Eligible Businesses Can Apply For Restaurant Revitalization Grants Up To $10 million

The American Rescue Plan Act (ARPA), signed into law in early March, aims at offering widespread financial relief to individuals and employers adversely affected by the COVID-19 pandemic. The law specifically targets small businesses in many of its provisions. Under the ARPA, eligible restaurants, food trucks and similar businesses may receive relief from the SBA’s Restaurant Revitalization Grant Program.

Which businesses are eligible?

To be eligible for a restaurant revitalization grant, a business’ primary purpose must be serving food and drinks. The following businesses are not eligible for a restaurant revitalization grant: businesses operated by state or local government; entities with more than 20 locations (including affiliates); and entities which applied for the Shattered Venue Operators Grant Program.

What is the value for the grant?

Restaurant revitalization grants will not exceed $10 million dollars per entity and are limited to $5 million per physical location. Therefore, if you operate a restaurant in a single location the maximum which can be applied for is $5 million.

The amount an entity can apply for is determined by pandemic related revenue loss of the eligible entity between 2.15.2020 and 12.31.2021. Pandemic related loss is calculated by gross receipts in decline in 2020 compared to gross receipts in 2019. Note that pandemic related loss is reduced by any PPP loans taken out by the entity. Furthermore, a business will need to provide certification proving economic necessity for the loan.

Tax implications of the restaurant revitalization grant

Key tax implications of a restaurant revitalization grant are as follows:

  • Amounts received as restaurant revitalization grants are excluded from the gross income of the person who receives the funds, and
  • No deduction or basis increase will be denied, and no tax attribute will be reduced, because of the ARPA’s gross income exclusion.


In the case of a partnership or S corporation that receives a restaurant revitalization grant, any amount of the grant excluded from income under the ARPA will be treated as tax-exempt income for federal tax purposes. Because restaurant revitalization grants are treated as tax-exempt income, they’ll be allocated to partners or shareholders and increase their bases in their partnership interests.

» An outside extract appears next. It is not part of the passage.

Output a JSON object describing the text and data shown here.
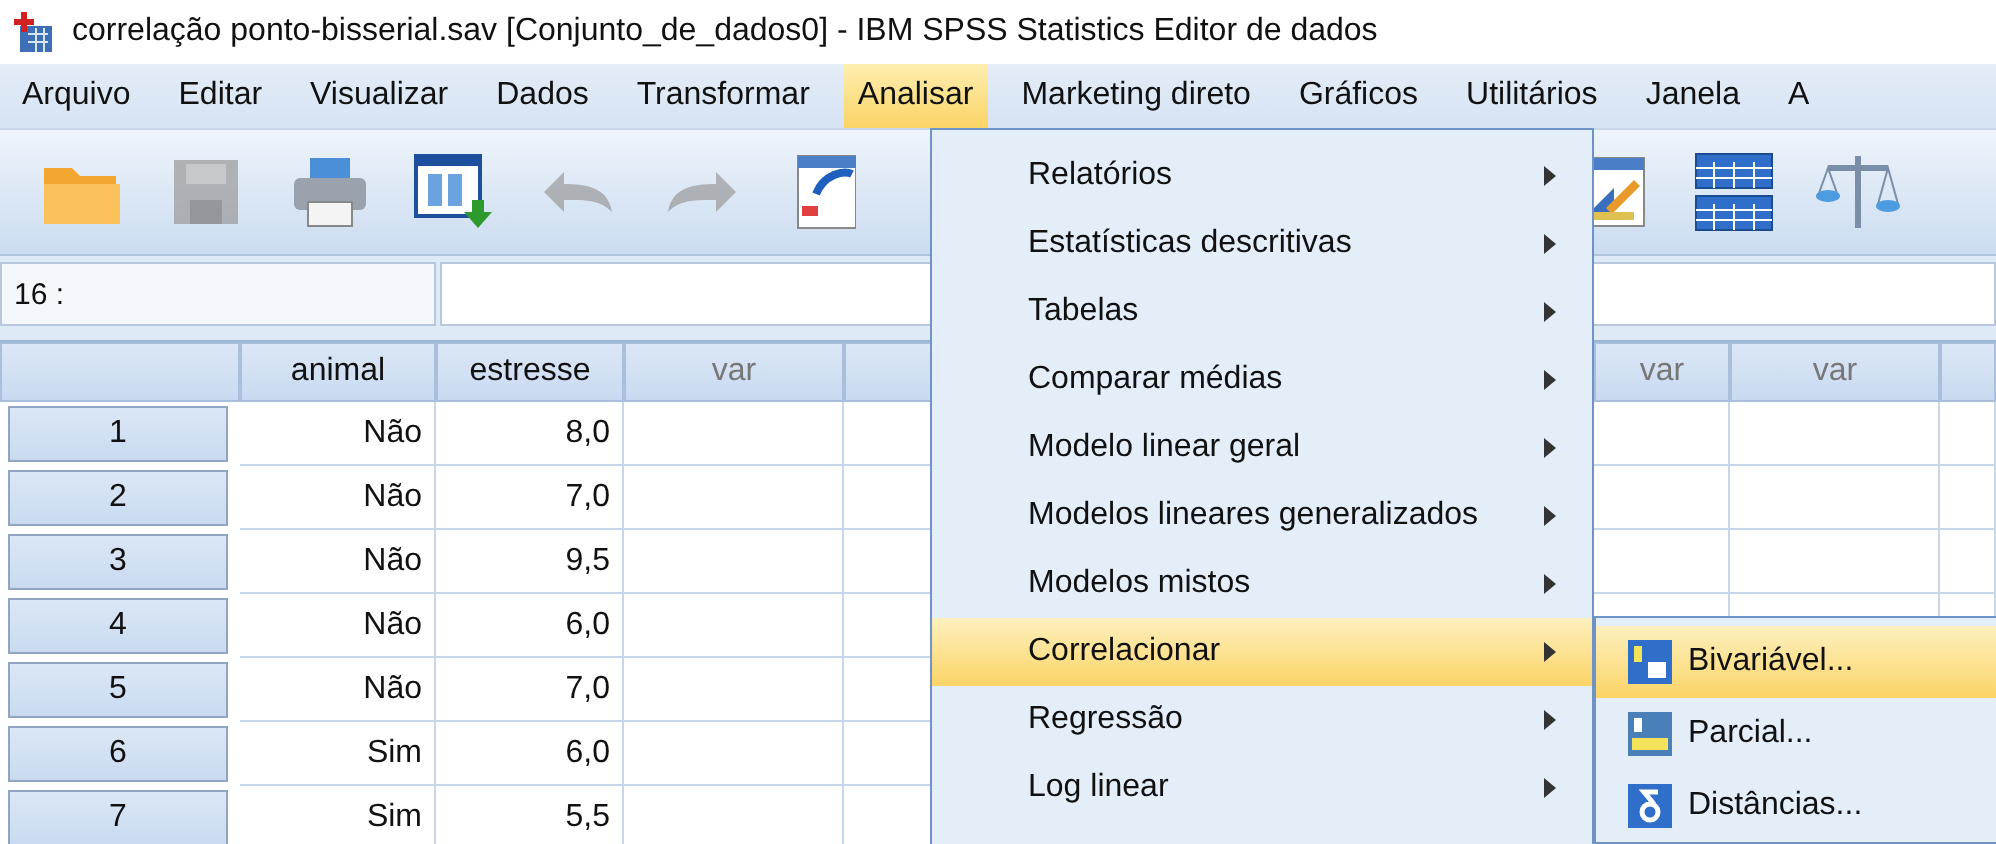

The IRS is expected to prescribe rules for determining a partner’s distributive share of the grant for federal tax purposes. And S corporation shareholders will receive allocations of tax-exempt income from restaurant revitalization grants in proportion to their ownership interests in the company under the single-class-of-stock rule.